- _Data for processing_

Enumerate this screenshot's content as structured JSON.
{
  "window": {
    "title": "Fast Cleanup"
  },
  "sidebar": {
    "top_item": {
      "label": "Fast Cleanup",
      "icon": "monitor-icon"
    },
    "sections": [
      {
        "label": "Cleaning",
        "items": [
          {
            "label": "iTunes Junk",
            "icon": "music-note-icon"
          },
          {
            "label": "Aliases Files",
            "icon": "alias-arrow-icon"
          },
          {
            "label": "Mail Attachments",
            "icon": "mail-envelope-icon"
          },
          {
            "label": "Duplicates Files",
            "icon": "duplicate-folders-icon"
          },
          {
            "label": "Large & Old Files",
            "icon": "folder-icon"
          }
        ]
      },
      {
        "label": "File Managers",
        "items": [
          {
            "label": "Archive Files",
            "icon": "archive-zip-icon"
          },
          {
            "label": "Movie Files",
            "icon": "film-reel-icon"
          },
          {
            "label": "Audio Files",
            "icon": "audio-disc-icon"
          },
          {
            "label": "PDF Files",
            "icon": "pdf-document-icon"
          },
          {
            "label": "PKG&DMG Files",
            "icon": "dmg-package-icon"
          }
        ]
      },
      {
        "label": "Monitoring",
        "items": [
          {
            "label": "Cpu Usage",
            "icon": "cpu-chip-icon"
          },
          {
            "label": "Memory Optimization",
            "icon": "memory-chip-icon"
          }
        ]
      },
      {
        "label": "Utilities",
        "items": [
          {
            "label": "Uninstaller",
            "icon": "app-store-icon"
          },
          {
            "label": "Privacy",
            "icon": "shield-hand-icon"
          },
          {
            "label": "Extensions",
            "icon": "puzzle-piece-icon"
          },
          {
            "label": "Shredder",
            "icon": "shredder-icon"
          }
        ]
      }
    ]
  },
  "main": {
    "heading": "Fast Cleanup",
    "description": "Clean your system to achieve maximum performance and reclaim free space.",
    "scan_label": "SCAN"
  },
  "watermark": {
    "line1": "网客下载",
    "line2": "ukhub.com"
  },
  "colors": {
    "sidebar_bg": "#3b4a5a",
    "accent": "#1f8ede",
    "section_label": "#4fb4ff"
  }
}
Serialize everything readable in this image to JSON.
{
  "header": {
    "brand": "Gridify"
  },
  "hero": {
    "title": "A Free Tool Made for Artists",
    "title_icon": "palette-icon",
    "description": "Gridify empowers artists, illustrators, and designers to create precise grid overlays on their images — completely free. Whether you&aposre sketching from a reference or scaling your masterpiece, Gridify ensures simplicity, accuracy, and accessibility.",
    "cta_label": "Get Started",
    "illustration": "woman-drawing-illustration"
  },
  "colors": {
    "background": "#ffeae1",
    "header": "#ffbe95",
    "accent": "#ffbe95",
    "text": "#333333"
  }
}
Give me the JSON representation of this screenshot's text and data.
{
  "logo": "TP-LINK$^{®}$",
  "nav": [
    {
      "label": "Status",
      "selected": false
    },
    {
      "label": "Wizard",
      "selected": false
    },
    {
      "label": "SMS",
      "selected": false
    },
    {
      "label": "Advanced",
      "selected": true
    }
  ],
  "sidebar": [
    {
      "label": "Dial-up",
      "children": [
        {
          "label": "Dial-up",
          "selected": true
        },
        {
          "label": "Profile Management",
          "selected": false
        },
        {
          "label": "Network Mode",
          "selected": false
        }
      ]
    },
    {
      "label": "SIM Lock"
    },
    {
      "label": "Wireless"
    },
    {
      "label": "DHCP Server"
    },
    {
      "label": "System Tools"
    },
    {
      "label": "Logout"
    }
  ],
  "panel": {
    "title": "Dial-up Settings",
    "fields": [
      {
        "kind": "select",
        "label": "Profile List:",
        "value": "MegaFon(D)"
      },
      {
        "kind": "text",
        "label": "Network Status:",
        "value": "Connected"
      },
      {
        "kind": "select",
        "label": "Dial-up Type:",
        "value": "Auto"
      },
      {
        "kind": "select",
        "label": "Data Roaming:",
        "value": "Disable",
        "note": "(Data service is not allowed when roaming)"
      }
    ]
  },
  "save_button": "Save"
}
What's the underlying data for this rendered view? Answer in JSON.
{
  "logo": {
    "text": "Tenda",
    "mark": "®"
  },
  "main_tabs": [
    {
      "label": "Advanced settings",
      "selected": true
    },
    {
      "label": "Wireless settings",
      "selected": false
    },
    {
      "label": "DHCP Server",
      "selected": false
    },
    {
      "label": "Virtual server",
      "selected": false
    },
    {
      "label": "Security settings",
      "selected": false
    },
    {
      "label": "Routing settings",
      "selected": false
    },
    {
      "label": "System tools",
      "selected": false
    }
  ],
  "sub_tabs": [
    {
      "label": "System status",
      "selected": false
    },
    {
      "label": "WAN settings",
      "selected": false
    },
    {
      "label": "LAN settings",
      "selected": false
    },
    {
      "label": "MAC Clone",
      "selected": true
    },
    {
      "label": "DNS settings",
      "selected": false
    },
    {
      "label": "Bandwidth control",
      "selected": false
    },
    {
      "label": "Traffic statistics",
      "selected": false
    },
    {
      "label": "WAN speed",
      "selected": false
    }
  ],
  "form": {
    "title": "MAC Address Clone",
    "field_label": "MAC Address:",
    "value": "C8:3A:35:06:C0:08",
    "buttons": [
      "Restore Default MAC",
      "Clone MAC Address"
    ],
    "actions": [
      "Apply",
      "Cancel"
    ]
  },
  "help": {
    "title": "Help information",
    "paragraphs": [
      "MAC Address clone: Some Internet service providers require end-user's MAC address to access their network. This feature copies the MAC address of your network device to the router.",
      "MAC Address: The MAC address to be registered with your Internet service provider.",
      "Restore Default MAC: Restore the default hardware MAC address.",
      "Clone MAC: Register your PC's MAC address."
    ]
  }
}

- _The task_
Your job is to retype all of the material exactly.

- _Exercise answer_
Enumerate this screenshot's content as structured JSON.
{
  "window": {
    "title": "Fast Cleanup"
  },
  "sidebar": {
    "top_item": {
      "label": "Fast Cleanup",
      "icon": "monitor-icon"
    },
    "sections": [
      {
        "label": "Cleaning",
        "items": [
          {
            "label": "iTunes Junk",
            "icon": "music-note-icon"
          },
          {
            "label": "Aliases Files",
            "icon": "alias-arrow-icon"
          },
          {
            "label": "Mail Attachments",
            "icon": "mail-envelope-icon"
          },
          {
            "label": "Duplicates Files",
            "icon": "duplicate-folders-icon"
          },
          {
            "label": "Large & Old Files",
            "icon": "folder-icon"
          }
        ]
      },
      {
        "label": "File Managers",
        "items": [
          {
            "label": "Archive Files",
            "icon": "archive-zip-icon"
          },
          {
            "label": "Movie Files",
            "icon": "film-reel-icon"
          },
          {
            "label": "Audio Files",
            "icon": "audio-disc-icon"
          },
          {
            "label": "PDF Files",
            "icon": "pdf-document-icon"
          },
          {
            "label": "PKG&DMG Files",
            "icon": "dmg-package-icon"
          }
        ]
      },
      {
        "label": "Monitoring",
        "items": [
          {
            "label": "Cpu Usage",
            "icon": "cpu-chip-icon"
          },
          {
            "label": "Memory Optimization",
            "icon": "memory-chip-icon"
          }
        ]
      },
      {
        "label": "Utilities",
        "items": [
          {
            "label": "Uninstaller",
            "icon": "app-store-icon"
          },
          {
            "label": "Privacy",
            "icon": "shield-hand-icon"
          },
          {
            "label": "Extensions",
            "icon": "puzzle-piece-icon"
          },
          {
            "label": "Shredder",
            "icon": "shredder-icon"
          }
        ]
      }
    ]
  },
  "main": {
    "heading": "Fast Cleanup",
    "description": "Clean your system to achieve maximum performance and reclaim free space.",
    "scan_label": "SCAN"
  },
  "watermark": {
    "line1": "网客下载",
    "line2": "ukhub.com"
  },
  "colors": {
    "sidebar_bg": "#3b4a5a",
    "accent": "#1f8ede",
    "section_label": "#4fb4ff"
  }
}
Serialize everything readable in this image to JSON.
{
  "header": {
    "brand": "Gridify"
  },
  "hero": {
    "title": "A Free Tool Made for Artists",
    "title_icon": "palette-icon",
    "description": "Gridify empowers artists, illustrators, and designers to create precise grid overlays on their images — completely free. Whether you&aposre sketching from a reference or scaling your masterpiece, Gridify ensures simplicity, accuracy, and accessibility.",
    "cta_label": "Get Started",
    "illustration": "woman-drawing-illustration"
  },
  "colors": {
    "background": "#ffeae1",
    "header": "#ffbe95",
    "accent": "#ffbe95",
    "text": "#333333"
  }
}
Give me the JSON representation of this screenshot's text and data.
{
  "logo": "TP-LINK$^{®}$",
  "nav": [
    {
      "label": "Status",
      "selected": false
    },
    {
      "label": "Wizard",
      "selected": false
    },
    {
      "label": "SMS",
      "selected": false
    },
    {
      "label": "Advanced",
      "selected": true
    }
  ],
  "sidebar": [
    {
      "label": "Dial-up",
      "children": [
        {
          "label": "Dial-up",
          "selected": true
        },
        {
          "label": "Profile Management",
          "selected": false
        },
        {
          "label": "Network Mode",
          "selected": false
        }
      ]
    },
    {
      "label": "SIM Lock"
    },
    {
      "label": "Wireless"
    },
    {
      "label": "DHCP Server"
    },
    {
      "label": "System Tools"
    },
    {
      "label": "Logout"
    }
  ],
  "panel": {
    "title": "Dial-up Settings",
    "fields": [
      {
        "kind": "select",
        "label": "Profile List:",
        "value": "MegaFon(D)"
      },
      {
        "kind": "text",
        "label": "Network Status:",
        "value": "Connected"
      },
      {
        "kind": "select",
        "label": "Dial-up Type:",
        "value": "Auto"
      },
      {
        "kind": "select",
        "label": "Data Roaming:",
        "value": "Disable",
        "note": "(Data service is not allowed when roaming)"
      }
    ]
  },
  "save_button": "Save"
}
What's the underlying data for this rendered view? Answer in JSON.
{
  "logo": {
    "text": "Tenda",
    "mark": "®"
  },
  "main_tabs": [
    {
      "label": "Advanced settings",
      "selected": true
    },
    {
      "label": "Wireless settings",
      "selected": false
    },
    {
      "label": "DHCP Server",
      "selected": false
    },
    {
      "label": "Virtual server",
      "selected": false
    },
    {
      "label": "Security settings",
      "selected": false
    },
    {
      "label": "Routing settings",
      "selected": false
    },
    {
      "label": "System tools",
      "selected": false
    }
  ],
  "sub_tabs": [
    {
      "label": "System status",
      "selected": false
    },
    {
      "label": "WAN settings",
      "selected": false
    },
    {
      "label": "LAN settings",
      "selected": false
    },
    {
      "label": "MAC Clone",
      "selected": true
    },
    {
      "label": "DNS settings",
      "selected": false
    },
    {
      "label": "Bandwidth control",
      "selected": false
    },
    {
      "label": "Traffic statistics",
      "selected": false
    },
    {
      "label": "WAN speed",
      "selected": false
    }
  ],
  "form": {
    "title": "MAC Address Clone",
    "field_label": "MAC Address:",
    "value": "C8:3A:35:06:C0:08",
    "buttons": [
      "Restore Default MAC",
      "Clone MAC Address"
    ],
    "actions": [
      "Apply",
      "Cancel"
    ]
  },
  "help": {
    "title": "Help information",
    "paragraphs": [
      "MAC Address clone: Some Internet service providers require end-user's MAC address to access their network. This feature copies the MAC address of your network device to the router.",
      "MAC Address: The MAC address to be registered with your Internet service provider.",
      "Restore Default MAC: Restore the default hardware MAC address.",
      "Clone MAC: Register your PC's MAC address."
    ]
  }
}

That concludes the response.